[[ Data, beginning ]]
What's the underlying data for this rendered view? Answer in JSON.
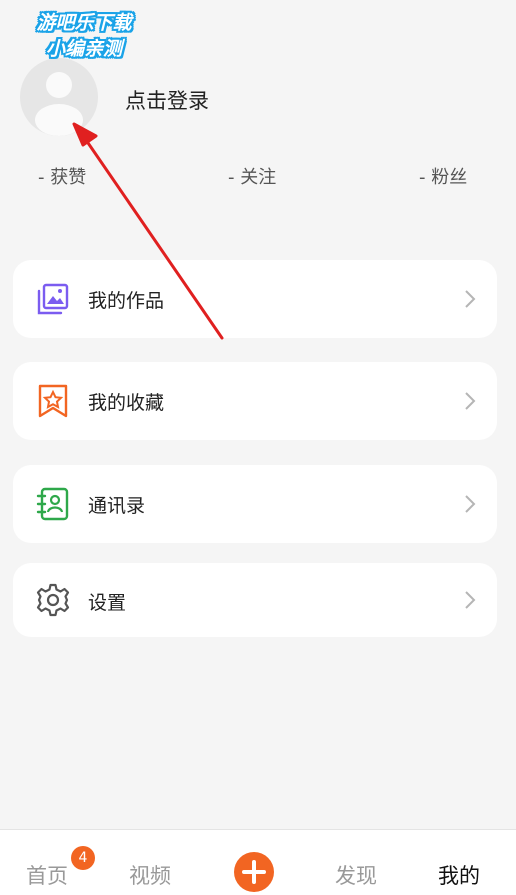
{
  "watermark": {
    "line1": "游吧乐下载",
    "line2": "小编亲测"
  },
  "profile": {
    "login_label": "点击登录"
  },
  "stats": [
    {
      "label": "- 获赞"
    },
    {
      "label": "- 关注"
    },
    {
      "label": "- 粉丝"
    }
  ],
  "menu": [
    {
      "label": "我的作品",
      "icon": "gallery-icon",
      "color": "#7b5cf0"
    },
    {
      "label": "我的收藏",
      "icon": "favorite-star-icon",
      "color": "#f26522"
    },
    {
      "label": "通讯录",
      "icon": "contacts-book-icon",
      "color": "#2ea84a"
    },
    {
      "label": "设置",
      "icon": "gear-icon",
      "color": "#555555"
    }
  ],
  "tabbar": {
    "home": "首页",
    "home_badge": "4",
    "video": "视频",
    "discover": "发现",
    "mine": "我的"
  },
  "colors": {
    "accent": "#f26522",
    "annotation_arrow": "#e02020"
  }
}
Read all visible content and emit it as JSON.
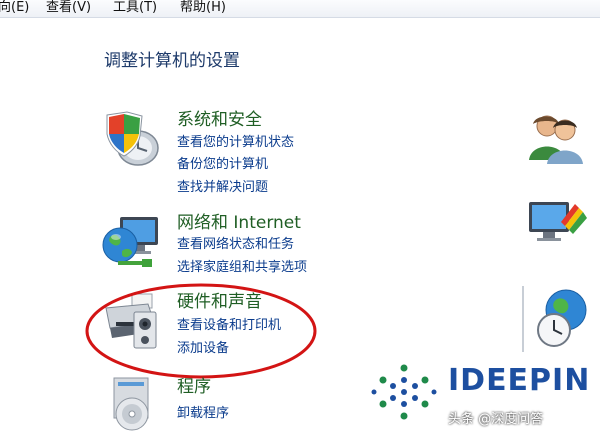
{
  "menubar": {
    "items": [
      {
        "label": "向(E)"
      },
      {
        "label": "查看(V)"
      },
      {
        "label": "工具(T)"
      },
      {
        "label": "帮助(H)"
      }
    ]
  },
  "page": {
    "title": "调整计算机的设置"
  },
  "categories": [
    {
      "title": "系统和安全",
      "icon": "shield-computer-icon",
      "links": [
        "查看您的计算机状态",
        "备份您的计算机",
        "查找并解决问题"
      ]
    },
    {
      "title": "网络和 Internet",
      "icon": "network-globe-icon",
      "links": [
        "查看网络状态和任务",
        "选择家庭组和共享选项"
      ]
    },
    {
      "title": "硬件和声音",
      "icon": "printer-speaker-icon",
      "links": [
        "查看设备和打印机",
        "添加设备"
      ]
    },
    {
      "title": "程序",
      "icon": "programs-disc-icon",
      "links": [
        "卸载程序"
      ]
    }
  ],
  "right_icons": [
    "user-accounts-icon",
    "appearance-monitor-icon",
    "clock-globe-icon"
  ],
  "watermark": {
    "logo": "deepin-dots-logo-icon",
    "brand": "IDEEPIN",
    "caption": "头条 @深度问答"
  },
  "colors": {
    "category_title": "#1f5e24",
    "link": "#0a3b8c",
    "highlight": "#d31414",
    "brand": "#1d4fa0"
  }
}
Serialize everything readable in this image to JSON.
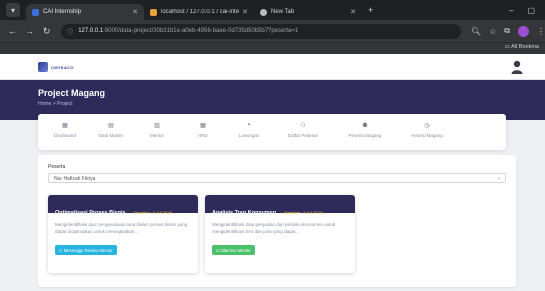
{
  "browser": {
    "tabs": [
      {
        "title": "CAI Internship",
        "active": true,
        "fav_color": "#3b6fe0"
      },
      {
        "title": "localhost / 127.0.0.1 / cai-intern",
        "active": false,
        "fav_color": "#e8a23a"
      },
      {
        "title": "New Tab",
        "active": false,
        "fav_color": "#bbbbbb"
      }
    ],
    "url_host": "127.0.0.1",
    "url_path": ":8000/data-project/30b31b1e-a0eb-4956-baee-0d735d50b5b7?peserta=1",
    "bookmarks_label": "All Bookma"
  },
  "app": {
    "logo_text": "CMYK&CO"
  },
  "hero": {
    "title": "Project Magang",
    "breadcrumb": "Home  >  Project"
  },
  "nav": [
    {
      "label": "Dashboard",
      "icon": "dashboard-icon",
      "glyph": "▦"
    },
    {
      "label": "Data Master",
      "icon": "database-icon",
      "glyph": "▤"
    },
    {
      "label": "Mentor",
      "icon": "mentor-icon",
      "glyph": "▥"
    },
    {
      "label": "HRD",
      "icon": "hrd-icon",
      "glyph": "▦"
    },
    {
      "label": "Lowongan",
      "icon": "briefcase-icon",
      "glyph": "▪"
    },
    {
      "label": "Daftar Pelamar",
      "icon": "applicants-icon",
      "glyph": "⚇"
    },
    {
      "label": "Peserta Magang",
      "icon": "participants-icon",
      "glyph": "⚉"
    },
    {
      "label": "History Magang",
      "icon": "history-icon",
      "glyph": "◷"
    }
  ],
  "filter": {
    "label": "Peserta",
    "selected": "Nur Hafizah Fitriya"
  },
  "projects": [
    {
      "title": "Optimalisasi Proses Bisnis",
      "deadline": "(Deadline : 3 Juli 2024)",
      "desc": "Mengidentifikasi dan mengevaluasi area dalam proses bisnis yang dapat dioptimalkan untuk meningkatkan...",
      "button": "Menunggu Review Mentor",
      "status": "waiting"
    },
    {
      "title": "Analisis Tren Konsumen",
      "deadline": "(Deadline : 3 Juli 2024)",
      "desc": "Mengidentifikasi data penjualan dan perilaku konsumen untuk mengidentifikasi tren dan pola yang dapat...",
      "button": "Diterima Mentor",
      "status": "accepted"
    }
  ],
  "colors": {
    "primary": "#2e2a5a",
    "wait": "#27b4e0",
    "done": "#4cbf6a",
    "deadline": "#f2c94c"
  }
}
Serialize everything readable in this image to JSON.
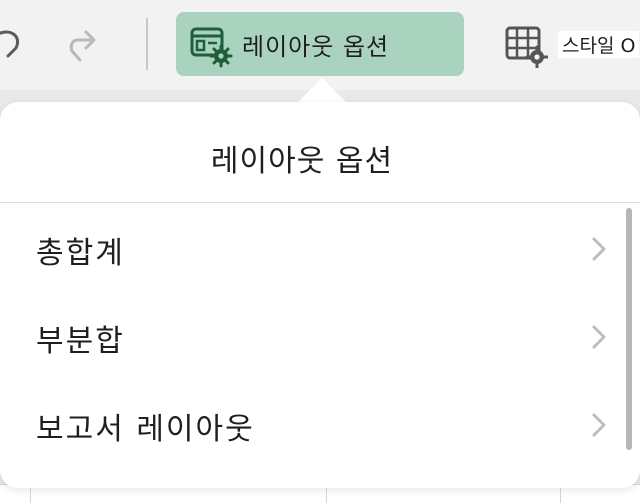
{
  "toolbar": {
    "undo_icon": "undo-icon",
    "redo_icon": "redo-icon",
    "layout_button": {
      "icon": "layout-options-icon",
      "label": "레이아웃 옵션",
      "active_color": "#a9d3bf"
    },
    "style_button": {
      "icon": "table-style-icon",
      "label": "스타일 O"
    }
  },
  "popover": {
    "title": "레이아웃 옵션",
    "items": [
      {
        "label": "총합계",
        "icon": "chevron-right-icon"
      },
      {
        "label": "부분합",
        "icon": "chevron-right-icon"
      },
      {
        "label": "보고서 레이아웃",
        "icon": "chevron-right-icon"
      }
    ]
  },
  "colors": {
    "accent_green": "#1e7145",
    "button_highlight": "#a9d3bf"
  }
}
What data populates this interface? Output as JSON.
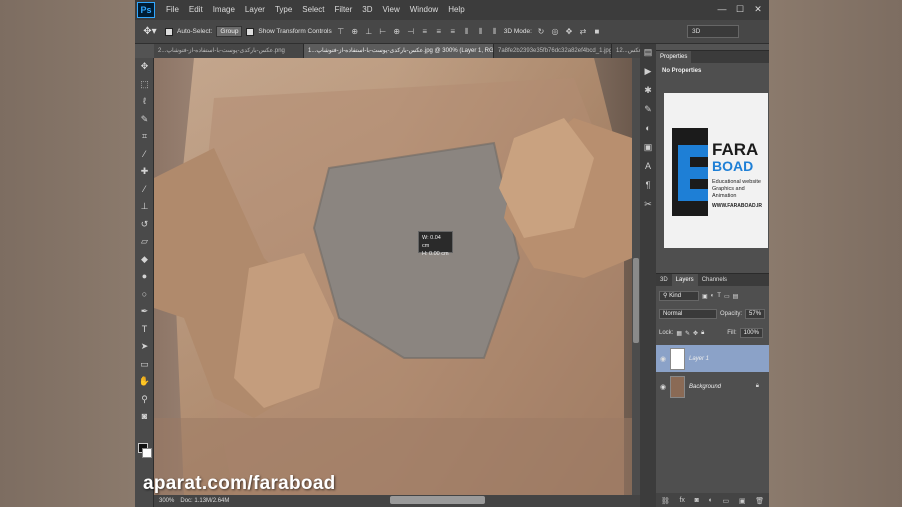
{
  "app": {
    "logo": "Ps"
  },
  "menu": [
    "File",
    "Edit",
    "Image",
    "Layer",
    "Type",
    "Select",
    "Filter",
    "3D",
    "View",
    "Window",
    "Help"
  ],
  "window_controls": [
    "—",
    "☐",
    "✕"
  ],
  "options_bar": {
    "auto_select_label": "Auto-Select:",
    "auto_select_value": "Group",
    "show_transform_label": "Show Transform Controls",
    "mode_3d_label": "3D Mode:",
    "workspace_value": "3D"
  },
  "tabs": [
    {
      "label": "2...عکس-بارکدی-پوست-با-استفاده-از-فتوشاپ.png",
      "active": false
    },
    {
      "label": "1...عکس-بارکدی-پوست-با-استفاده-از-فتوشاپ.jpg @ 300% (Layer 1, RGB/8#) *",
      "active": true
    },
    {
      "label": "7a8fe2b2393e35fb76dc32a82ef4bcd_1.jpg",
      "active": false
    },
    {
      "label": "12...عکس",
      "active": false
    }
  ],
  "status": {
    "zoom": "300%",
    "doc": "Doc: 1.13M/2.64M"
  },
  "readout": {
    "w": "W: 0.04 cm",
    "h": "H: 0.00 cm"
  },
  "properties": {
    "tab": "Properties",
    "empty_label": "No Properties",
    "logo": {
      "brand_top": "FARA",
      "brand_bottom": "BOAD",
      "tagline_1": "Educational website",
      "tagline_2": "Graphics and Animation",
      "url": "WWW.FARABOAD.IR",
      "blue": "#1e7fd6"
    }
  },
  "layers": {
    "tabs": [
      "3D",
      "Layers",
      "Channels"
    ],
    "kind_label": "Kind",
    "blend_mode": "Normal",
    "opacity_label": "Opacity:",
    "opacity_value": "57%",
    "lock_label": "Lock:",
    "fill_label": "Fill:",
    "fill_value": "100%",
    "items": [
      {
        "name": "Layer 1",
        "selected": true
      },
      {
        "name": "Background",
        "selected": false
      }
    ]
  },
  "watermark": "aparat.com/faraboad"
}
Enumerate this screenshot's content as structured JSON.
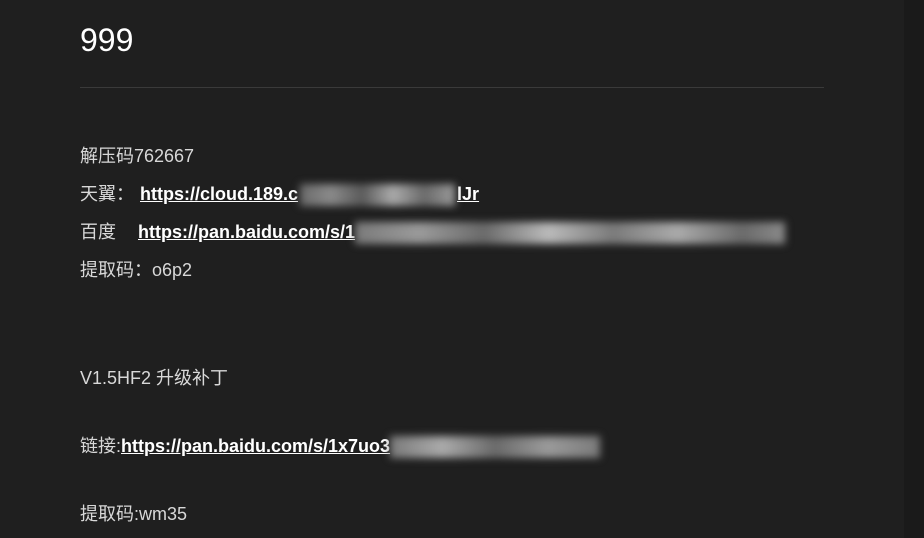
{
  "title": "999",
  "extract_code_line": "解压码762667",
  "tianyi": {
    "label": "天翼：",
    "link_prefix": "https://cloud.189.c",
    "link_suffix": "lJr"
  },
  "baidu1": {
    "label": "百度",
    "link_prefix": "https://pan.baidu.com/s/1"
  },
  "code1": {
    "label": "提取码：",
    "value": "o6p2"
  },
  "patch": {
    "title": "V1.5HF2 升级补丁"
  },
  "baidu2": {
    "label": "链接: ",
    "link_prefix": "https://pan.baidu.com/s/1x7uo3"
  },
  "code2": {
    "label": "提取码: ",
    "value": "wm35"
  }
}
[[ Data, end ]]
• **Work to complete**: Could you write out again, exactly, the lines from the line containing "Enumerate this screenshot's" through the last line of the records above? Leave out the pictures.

• **Written answer**:
Enumerate this screenshot's content as structured JSON.
{
  "title": "999",
  "extract_code_line": "解压码762667",
  "tianyi": {
    "label": "天翼：",
    "link_prefix": "https://cloud.189.c",
    "link_suffix": "lJr"
  },
  "baidu1": {
    "label": "百度",
    "link_prefix": "https://pan.baidu.com/s/1"
  },
  "code1": {
    "label": "提取码：",
    "value": "o6p2"
  },
  "patch": {
    "title": "V1.5HF2 升级补丁"
  },
  "baidu2": {
    "label": "链接: ",
    "link_prefix": "https://pan.baidu.com/s/1x7uo3"
  },
  "code2": {
    "label": "提取码: ",
    "value": "wm35"
  }
}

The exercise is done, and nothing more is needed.